Portland Trail Blazers v San Antonio Spurs - Game One Photo by Chris Covatta/Getty Images

As we chronicled yesterday, the makers of popular NBA2K video game series are receiving tons of flak for the new “All-Time Teams” feature in NBA2K18. The designers have selected 15 greats to represent each NBA franchise, but their choices leave much to be desired.
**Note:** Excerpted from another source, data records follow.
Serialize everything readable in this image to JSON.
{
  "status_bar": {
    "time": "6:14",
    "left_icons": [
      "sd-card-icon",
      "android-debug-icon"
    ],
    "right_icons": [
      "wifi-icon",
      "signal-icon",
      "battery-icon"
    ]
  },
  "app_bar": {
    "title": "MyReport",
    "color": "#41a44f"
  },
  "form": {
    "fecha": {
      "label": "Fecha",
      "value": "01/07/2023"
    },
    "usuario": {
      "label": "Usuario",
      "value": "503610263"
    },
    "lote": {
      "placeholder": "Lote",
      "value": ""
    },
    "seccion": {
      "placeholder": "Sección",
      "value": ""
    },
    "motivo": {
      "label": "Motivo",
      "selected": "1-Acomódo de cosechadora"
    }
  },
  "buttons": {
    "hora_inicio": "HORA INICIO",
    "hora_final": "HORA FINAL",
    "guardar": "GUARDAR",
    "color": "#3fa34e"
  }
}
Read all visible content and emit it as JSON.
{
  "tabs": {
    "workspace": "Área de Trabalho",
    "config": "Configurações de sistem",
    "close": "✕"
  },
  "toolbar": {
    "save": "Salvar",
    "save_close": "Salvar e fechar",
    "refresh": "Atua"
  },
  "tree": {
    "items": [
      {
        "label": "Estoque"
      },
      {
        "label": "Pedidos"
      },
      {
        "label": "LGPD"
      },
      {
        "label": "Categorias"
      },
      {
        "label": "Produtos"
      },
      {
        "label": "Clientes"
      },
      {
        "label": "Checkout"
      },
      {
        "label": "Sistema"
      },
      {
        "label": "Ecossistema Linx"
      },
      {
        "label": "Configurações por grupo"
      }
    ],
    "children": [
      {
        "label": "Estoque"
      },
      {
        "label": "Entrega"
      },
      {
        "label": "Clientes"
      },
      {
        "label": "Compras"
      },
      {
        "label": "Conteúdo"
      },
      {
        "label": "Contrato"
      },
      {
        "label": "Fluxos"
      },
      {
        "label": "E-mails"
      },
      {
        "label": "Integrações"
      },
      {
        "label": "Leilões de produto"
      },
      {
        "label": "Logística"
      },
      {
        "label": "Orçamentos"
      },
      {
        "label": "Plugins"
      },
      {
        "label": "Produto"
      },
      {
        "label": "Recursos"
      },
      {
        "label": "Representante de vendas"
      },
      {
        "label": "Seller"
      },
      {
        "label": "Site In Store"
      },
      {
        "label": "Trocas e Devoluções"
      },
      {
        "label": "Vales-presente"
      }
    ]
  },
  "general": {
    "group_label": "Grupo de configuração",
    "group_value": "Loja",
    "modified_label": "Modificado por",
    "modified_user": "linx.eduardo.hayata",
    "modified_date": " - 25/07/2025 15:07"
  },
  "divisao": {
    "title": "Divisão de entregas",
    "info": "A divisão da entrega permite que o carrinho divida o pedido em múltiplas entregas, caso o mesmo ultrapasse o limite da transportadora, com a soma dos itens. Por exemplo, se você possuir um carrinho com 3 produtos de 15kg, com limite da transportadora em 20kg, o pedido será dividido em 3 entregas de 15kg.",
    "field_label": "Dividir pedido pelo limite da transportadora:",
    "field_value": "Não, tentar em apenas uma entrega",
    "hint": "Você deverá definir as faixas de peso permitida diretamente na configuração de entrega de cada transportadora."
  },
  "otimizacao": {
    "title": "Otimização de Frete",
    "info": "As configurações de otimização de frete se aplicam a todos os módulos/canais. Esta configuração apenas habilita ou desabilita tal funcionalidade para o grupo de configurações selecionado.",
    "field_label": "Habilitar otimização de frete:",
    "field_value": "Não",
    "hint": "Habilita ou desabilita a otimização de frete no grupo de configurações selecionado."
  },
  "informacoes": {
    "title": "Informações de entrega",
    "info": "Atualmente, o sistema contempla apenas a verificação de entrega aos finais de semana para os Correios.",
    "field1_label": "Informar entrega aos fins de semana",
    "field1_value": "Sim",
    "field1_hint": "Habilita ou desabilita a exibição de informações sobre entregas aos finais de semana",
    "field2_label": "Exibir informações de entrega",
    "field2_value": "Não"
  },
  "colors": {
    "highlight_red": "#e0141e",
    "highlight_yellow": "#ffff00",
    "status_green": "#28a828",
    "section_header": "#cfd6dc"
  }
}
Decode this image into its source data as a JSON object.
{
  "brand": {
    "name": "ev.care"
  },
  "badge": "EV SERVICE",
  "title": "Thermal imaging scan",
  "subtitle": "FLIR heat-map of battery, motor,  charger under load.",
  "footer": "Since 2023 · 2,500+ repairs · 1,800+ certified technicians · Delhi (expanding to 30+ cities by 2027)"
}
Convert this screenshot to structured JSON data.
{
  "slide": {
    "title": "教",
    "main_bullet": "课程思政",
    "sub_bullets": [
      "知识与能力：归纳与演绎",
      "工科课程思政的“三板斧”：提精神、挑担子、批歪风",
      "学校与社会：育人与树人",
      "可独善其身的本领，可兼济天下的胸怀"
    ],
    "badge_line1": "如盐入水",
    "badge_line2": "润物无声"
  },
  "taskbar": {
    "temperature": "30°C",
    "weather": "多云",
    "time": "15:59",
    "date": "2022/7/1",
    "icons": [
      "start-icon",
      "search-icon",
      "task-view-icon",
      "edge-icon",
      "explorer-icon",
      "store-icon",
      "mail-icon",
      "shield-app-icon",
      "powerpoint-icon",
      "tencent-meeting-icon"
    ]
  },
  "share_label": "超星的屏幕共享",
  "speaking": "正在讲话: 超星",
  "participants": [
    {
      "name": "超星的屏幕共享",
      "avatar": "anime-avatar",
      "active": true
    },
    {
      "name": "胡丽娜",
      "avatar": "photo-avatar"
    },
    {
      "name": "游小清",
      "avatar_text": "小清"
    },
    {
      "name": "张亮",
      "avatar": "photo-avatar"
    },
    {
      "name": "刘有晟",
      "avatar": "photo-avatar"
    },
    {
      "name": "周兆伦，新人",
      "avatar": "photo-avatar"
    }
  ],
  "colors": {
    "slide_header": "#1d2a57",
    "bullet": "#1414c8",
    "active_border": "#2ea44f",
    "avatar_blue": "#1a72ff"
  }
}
The Trail Blazers squad omitted players like Brandon Roy, Rasheed Wallace, Maurice Lucas, and Cliff Robinson in favor of Wesley Matthews, J.R. Rider, and Nicolas Batum.

Today Batum himself weighed in on Twitter, saying, “Thanks but no thanks” to the NBA2K honor:

As Batum offered his rejection, the For The Win page of USA Today Sports offers direct explanation from game-makers about the omissions across the league:

“Some players don’t want to do it because they have no interest in the gaming space for variety of philosophical reasons,” added Ronnie Singh, the digital marketing director for 2K Sports also known as @Ronnie2K. “We would honestly want everybody that we could have in the game to the best of our abilities.”

But the article also quotes Charles Barkley in a 2016 SI.com article saying it’s a matter of dollars and cents, and not just his own:

“The reason I am not on 2K is because they would not give me money. They make a lot of money on that game. What I said to them was we as players have not done enough for the retired players association. We told the 2K people that our job is to take care of the older players. I don’t even want any money. I said, “Let’s come up with an amount of money for you to give to the retired players union.” They said, “Well we get all the guys the same.” And I said, “Well, we ain’t all the same.” I told them they make a gazillon dollars on that game. They said, ‘Well we are not going to do that [give money].’ So I’m not giving them the right to use my license until they come up with a fair number. I’m not trying to be a pig or greedy. They should donate the money to the retired players. If they would give a million dollars a year to retired players union, they can use my likeness.”

None of this eases the pain of Trail Blazers fans who will field an All-Time team without two of its greatest players—with a franchise pariah in place of one, no less—or of Seattle Supersonics fans who will watch Gary Payton and their superstars suit up in Oklahoma City Thunder uniforms.